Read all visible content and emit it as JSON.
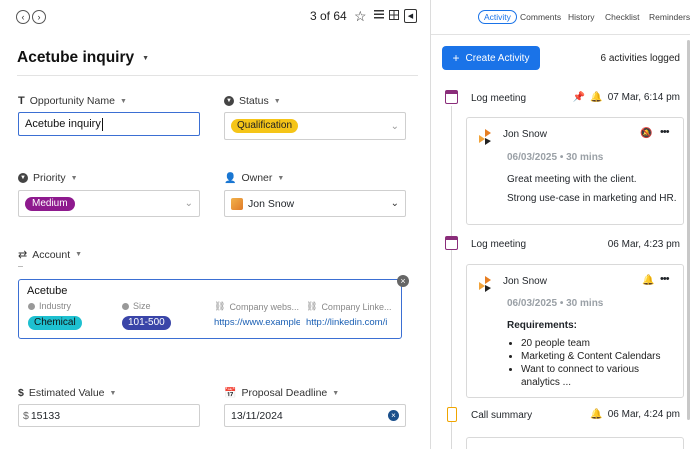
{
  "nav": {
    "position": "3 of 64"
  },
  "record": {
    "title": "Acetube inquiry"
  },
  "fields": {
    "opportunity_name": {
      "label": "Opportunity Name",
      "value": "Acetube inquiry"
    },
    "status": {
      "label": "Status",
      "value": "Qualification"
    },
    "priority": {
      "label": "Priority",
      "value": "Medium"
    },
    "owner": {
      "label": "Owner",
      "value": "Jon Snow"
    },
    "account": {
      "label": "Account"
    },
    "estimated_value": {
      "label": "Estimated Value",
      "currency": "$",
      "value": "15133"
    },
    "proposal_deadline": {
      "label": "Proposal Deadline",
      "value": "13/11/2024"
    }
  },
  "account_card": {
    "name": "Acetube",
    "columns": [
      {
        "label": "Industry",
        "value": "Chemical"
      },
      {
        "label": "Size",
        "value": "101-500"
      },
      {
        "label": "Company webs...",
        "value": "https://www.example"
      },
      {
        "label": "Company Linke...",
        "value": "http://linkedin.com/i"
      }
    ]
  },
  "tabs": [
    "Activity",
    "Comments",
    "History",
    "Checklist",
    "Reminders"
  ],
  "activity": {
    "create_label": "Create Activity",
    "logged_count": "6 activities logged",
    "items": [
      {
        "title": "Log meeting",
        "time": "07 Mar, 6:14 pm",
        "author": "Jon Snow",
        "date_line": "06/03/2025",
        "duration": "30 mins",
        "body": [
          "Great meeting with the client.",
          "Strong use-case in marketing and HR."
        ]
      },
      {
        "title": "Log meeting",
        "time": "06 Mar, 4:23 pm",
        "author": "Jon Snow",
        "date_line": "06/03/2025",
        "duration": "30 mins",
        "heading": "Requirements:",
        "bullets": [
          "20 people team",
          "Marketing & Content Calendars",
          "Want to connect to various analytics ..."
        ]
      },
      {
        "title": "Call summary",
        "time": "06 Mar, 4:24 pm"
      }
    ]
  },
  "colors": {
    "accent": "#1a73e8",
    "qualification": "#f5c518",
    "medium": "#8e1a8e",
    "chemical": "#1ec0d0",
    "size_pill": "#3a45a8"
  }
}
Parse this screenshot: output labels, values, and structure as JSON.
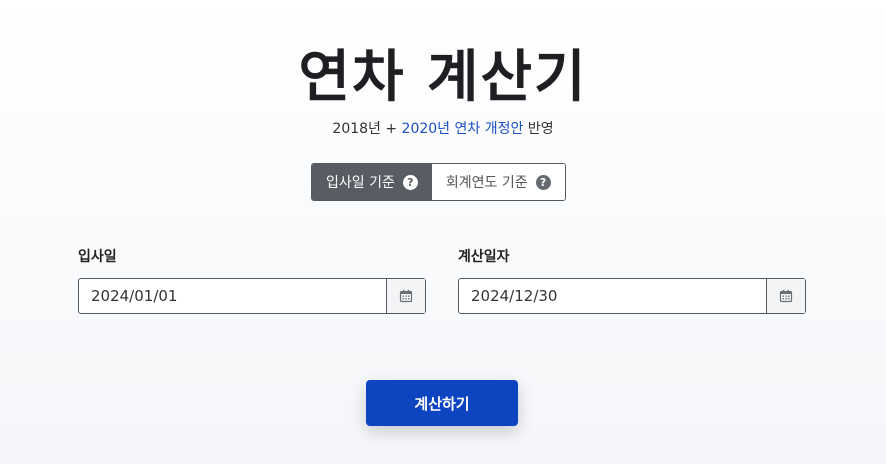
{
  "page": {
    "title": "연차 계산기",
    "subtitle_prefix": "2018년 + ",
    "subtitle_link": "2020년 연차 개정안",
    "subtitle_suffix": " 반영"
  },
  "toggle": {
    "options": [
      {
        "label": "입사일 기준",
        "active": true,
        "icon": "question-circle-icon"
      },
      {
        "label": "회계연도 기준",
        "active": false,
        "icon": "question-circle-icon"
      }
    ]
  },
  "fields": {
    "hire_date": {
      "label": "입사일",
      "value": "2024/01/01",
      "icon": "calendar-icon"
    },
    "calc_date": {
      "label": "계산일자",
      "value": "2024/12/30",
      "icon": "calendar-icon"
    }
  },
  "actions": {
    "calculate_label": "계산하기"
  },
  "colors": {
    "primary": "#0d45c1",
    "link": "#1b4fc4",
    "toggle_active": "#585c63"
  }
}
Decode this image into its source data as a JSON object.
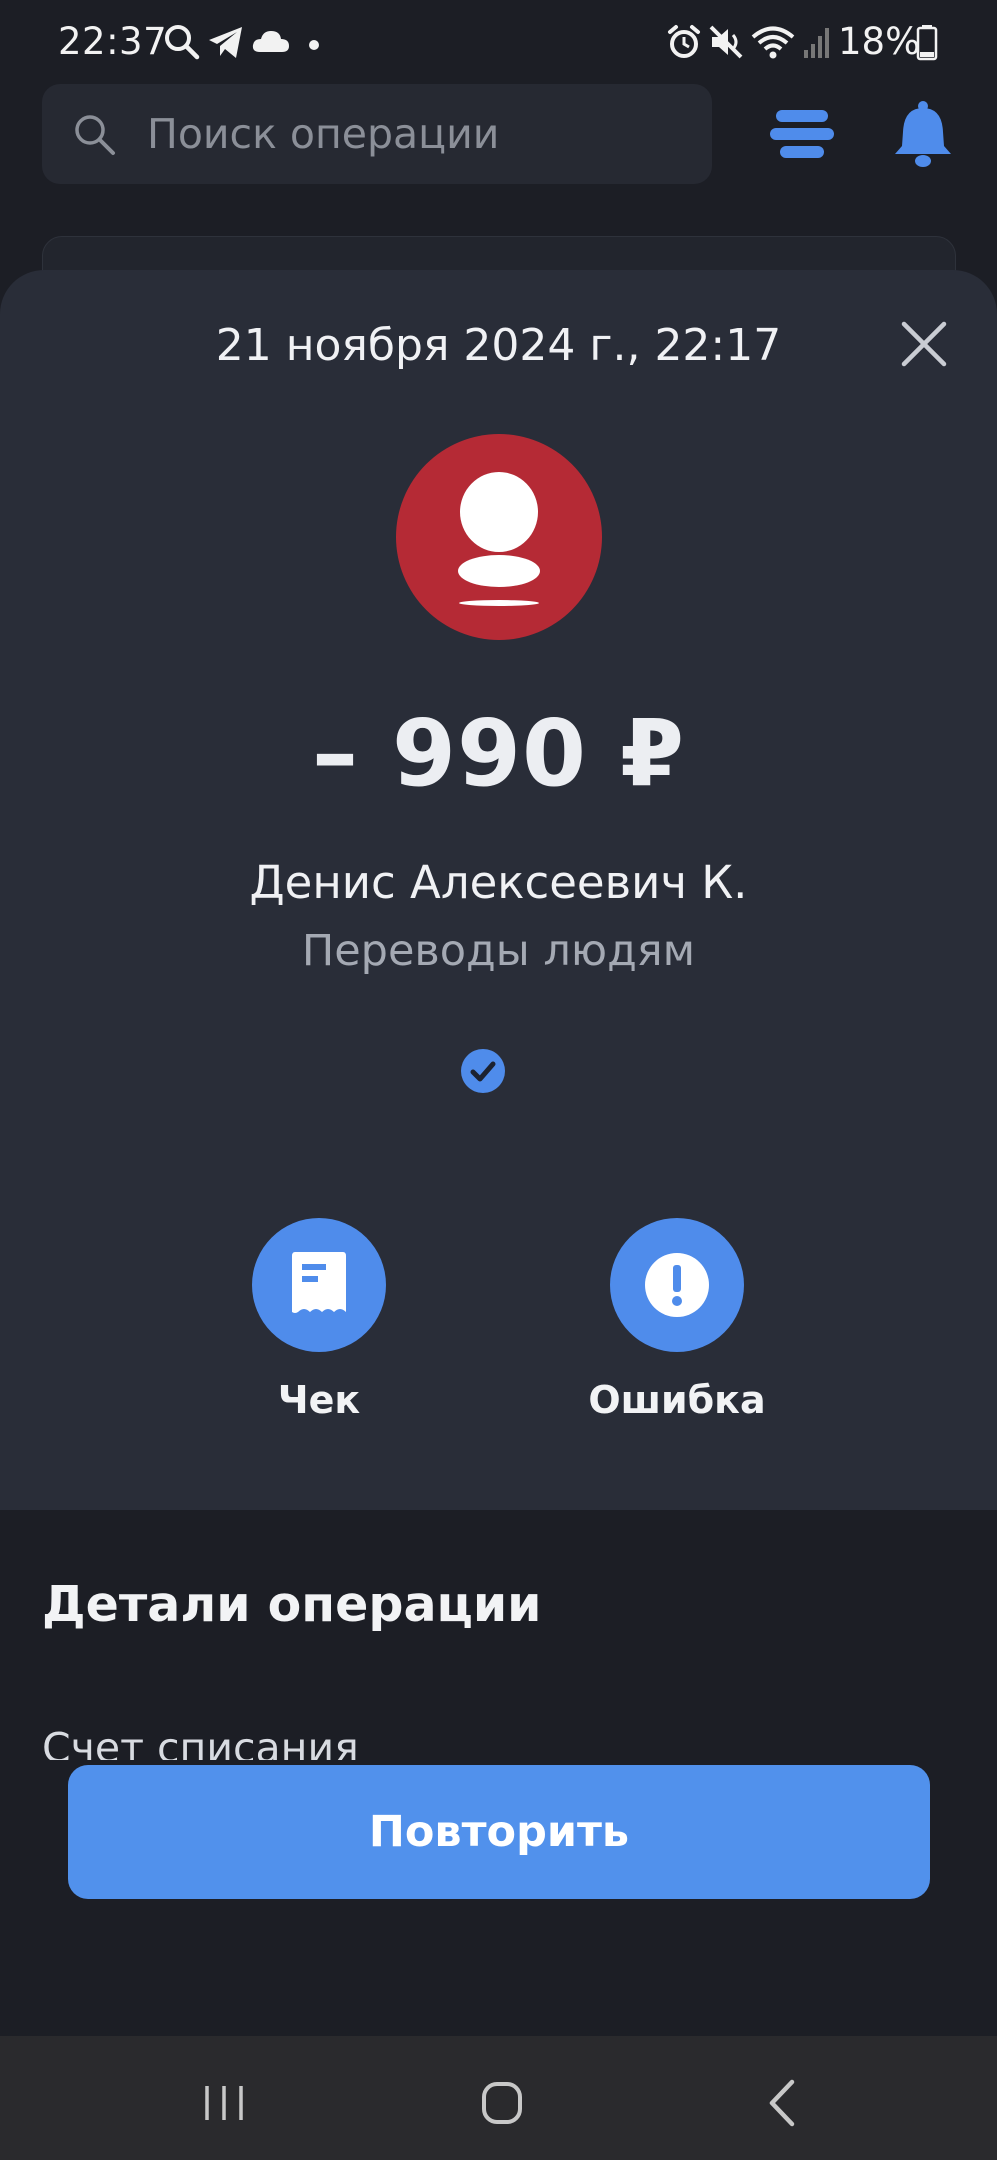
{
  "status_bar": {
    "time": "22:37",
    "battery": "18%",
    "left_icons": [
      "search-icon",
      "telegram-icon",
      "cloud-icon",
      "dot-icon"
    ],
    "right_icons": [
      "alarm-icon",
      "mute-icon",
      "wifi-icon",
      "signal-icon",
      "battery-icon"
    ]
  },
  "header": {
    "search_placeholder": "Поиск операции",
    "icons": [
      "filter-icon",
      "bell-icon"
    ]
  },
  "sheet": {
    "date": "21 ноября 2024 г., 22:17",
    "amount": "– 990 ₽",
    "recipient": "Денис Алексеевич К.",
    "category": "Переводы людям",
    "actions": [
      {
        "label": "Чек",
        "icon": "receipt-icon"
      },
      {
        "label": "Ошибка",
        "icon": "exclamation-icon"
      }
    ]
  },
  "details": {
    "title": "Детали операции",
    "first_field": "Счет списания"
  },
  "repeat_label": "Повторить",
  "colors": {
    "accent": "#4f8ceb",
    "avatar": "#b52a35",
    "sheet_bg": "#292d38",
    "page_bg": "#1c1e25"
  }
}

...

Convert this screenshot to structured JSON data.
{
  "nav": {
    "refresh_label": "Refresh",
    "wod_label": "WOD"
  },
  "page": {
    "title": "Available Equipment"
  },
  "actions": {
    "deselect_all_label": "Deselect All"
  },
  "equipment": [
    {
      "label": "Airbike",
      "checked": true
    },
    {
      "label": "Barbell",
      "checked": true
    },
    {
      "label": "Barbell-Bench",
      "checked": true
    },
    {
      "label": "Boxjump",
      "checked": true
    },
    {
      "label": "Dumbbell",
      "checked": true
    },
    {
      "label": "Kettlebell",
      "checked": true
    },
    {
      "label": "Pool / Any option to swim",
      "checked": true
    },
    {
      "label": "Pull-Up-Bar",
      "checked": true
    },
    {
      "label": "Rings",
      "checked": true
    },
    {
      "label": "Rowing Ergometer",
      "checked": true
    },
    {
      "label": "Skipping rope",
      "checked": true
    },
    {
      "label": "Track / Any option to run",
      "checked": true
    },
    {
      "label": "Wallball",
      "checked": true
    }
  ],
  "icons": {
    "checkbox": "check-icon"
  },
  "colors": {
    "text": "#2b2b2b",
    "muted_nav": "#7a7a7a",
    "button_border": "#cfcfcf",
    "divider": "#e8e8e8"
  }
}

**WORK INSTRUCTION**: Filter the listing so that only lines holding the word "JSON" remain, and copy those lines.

**EXERCISE RESPONSE**:
Read all visible content and emit it as JSON.
Parse this screenshot: output labels, values, and structure as JSON.
Decode this image into its source data as a JSON object.
Convert this screenshot to structured JSON data.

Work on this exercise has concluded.